**Task brief:**
Copy out each line of the listing below in which the string "太もも周り" occurs.

**Records for this exercise:**
******
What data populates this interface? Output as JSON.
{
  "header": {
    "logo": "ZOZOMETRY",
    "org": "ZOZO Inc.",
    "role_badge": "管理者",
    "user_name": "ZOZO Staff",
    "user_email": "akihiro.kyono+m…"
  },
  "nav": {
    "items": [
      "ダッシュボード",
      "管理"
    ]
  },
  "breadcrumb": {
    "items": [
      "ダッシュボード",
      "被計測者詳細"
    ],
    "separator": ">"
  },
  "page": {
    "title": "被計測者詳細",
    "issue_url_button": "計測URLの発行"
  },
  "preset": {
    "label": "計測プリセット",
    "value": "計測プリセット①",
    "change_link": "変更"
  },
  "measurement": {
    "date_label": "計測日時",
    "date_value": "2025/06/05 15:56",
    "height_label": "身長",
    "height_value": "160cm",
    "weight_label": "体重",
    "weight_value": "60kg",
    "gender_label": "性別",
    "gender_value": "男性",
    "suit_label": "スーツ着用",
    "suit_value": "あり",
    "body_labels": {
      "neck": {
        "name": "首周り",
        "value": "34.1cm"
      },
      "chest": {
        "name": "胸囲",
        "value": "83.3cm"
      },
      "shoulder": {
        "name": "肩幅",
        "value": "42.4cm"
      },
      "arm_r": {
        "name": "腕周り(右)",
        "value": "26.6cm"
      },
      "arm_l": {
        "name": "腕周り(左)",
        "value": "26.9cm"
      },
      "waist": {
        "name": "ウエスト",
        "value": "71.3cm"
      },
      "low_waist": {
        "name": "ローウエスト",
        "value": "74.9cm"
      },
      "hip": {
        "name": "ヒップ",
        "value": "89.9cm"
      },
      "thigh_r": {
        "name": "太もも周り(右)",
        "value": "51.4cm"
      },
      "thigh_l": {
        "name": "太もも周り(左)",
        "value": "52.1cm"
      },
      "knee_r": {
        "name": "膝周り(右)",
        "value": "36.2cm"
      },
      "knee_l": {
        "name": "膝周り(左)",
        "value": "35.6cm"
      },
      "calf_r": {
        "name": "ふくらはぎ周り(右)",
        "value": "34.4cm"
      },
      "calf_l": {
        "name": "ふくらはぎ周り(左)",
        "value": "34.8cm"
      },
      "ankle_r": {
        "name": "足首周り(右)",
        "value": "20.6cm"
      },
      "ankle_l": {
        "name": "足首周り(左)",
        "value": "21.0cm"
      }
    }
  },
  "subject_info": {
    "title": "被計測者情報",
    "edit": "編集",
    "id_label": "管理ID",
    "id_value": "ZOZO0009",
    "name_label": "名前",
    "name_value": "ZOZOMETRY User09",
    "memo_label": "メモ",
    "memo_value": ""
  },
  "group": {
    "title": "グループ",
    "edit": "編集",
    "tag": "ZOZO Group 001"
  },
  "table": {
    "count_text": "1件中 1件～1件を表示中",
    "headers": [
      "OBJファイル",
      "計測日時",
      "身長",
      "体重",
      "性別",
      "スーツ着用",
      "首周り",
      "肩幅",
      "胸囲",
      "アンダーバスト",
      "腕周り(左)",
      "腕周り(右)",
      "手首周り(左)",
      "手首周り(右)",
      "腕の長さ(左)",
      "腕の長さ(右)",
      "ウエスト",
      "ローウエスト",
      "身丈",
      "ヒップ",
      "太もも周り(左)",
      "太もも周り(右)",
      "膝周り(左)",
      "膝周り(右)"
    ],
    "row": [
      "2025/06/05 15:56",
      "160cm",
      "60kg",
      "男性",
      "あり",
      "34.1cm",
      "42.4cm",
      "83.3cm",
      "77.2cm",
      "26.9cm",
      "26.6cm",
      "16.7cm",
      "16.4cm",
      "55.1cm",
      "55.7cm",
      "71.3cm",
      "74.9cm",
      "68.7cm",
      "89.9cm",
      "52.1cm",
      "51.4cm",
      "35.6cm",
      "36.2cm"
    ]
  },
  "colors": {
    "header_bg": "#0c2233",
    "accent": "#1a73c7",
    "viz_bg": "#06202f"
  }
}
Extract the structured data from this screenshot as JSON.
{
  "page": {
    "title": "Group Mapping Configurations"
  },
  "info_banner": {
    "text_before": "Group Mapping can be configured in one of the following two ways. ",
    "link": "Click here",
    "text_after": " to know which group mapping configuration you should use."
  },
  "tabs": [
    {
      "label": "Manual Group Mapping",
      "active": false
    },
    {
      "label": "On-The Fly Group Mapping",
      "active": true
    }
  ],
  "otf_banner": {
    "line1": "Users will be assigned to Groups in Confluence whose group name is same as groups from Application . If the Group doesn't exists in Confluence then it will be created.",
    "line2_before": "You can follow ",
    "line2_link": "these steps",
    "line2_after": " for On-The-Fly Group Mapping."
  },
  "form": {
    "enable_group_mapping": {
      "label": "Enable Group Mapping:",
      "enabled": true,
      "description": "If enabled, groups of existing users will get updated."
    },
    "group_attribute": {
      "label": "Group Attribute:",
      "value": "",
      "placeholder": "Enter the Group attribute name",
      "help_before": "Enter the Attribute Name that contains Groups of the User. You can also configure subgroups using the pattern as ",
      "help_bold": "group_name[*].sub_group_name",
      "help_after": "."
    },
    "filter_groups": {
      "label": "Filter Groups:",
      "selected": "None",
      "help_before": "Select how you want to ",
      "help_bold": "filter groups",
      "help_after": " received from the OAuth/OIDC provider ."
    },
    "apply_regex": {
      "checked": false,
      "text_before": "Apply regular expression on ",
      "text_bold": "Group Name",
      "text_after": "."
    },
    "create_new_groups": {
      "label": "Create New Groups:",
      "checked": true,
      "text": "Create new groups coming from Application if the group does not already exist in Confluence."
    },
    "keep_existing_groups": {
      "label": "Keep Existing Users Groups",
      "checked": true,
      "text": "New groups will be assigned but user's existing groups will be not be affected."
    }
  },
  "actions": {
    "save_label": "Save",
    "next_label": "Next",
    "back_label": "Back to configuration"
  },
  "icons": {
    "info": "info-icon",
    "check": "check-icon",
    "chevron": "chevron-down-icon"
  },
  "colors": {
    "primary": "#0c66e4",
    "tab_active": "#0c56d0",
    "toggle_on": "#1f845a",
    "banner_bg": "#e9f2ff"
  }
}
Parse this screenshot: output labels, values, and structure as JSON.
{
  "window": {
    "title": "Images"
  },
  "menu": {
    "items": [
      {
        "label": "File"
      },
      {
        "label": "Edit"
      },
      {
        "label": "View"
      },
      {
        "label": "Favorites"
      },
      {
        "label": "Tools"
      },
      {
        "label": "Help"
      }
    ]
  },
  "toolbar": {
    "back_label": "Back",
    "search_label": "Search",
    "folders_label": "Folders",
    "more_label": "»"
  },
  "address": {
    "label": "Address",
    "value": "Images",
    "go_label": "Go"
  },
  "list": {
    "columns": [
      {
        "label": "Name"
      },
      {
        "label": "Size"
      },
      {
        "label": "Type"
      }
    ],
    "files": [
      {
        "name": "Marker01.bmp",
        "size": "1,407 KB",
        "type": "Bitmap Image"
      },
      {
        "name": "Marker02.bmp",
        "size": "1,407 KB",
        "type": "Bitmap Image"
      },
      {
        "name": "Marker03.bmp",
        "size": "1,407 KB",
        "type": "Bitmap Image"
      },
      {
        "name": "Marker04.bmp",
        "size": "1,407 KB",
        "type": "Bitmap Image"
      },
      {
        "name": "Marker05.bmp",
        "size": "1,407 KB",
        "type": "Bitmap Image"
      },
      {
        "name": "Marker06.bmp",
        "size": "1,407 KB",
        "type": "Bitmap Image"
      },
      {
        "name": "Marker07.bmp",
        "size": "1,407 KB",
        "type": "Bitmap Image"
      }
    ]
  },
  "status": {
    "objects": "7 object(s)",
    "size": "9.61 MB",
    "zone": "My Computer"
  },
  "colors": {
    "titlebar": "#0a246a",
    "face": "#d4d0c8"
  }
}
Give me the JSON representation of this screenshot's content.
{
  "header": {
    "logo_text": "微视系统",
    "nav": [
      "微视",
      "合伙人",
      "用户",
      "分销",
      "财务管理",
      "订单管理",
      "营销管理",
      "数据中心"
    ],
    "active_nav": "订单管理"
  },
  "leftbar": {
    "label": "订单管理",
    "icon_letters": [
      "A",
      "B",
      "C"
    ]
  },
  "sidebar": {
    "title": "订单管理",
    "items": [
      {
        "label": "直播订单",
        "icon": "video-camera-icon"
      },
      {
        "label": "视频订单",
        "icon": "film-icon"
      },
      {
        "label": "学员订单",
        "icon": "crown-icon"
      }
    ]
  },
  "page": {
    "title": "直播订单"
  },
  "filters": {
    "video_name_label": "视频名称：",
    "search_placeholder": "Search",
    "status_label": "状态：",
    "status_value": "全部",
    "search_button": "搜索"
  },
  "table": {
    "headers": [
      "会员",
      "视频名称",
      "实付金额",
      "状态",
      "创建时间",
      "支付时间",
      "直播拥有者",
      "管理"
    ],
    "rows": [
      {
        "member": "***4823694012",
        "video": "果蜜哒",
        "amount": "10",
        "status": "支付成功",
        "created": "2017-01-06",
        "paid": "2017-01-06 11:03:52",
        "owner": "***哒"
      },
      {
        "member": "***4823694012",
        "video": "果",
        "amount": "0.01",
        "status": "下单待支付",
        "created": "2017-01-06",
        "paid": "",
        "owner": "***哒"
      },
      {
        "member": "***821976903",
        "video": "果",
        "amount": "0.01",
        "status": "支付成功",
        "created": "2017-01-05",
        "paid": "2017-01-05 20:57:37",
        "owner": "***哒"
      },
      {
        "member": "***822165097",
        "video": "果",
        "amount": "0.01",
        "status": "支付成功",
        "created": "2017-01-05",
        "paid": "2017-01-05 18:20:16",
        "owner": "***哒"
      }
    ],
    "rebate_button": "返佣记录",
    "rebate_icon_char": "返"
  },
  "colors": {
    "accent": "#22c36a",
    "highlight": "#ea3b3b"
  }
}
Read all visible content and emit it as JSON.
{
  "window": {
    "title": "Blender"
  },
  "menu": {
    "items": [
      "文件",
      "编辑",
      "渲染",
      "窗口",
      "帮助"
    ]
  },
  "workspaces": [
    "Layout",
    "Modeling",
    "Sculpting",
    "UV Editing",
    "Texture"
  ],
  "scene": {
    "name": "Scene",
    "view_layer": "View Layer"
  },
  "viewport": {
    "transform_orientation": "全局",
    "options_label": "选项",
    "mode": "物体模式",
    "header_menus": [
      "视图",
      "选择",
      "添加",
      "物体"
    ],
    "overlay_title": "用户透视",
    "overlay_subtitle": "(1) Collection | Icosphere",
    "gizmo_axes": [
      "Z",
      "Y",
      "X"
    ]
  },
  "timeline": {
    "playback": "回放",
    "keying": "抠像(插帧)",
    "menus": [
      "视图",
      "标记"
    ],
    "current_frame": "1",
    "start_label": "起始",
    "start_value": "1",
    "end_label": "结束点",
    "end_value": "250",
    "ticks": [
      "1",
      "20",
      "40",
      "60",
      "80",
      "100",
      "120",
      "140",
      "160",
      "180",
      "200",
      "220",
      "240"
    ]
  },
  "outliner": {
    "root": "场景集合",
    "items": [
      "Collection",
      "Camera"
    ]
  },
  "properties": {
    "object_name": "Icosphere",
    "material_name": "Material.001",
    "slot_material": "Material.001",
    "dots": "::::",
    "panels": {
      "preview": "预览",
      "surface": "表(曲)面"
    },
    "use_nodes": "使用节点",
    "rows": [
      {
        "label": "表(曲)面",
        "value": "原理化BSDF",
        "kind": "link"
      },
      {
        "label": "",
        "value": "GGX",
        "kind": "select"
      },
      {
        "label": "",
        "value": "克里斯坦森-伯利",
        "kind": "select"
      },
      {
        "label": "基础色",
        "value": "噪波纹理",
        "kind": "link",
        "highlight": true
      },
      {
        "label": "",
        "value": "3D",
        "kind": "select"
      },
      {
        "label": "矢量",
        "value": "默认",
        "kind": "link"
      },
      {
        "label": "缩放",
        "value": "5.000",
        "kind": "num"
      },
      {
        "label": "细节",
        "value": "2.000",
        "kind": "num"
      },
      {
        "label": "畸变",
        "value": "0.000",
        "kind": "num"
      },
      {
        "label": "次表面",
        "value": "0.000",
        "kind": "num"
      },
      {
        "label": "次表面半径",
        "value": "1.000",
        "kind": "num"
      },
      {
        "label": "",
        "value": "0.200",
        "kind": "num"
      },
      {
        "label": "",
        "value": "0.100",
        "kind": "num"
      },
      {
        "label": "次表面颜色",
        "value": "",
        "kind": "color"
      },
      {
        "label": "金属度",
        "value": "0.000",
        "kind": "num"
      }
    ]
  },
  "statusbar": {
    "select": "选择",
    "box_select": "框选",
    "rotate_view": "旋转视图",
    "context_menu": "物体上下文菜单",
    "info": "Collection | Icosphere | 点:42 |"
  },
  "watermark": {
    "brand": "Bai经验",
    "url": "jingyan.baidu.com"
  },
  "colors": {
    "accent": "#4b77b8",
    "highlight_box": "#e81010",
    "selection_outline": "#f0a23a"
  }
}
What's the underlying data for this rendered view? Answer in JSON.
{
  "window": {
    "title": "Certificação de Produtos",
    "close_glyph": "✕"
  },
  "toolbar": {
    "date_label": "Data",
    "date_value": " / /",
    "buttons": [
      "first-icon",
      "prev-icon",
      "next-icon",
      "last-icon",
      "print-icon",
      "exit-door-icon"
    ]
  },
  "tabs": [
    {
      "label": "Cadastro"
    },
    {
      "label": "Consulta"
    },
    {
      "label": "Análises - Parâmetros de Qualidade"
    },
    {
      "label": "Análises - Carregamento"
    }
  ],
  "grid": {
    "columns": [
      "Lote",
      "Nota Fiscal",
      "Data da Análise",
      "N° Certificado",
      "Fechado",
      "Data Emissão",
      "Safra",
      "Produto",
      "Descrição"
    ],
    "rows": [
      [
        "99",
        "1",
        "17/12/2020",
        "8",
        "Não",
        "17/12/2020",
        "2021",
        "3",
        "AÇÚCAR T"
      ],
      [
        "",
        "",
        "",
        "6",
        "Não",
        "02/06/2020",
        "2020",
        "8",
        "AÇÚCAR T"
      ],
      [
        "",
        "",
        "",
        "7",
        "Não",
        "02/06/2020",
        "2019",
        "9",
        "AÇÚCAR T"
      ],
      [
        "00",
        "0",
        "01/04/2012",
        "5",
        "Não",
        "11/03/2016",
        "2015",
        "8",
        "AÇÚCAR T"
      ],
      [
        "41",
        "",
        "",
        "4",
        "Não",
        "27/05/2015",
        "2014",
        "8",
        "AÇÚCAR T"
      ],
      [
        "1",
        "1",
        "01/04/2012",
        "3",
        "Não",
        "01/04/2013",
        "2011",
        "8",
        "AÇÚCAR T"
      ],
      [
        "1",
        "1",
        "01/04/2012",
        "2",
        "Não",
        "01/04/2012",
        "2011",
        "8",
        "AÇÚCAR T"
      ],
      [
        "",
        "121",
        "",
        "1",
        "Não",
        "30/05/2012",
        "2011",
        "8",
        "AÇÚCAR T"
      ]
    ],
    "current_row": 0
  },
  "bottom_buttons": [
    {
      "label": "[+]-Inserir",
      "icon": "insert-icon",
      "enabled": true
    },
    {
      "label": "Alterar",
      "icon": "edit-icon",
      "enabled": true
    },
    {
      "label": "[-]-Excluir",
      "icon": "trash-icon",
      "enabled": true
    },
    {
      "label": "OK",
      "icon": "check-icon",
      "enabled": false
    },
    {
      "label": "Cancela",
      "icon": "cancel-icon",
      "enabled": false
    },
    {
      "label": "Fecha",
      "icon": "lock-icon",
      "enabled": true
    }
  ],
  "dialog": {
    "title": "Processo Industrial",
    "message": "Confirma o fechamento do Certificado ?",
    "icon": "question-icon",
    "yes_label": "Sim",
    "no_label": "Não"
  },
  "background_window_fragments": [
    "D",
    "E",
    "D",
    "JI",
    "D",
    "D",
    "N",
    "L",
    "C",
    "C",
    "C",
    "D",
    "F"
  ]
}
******
**Output:**
        "name": "太もも周り(右)",
        "name": "太もも周り(左)",
      "太もも周り(左)",
      "太もも周り(右)",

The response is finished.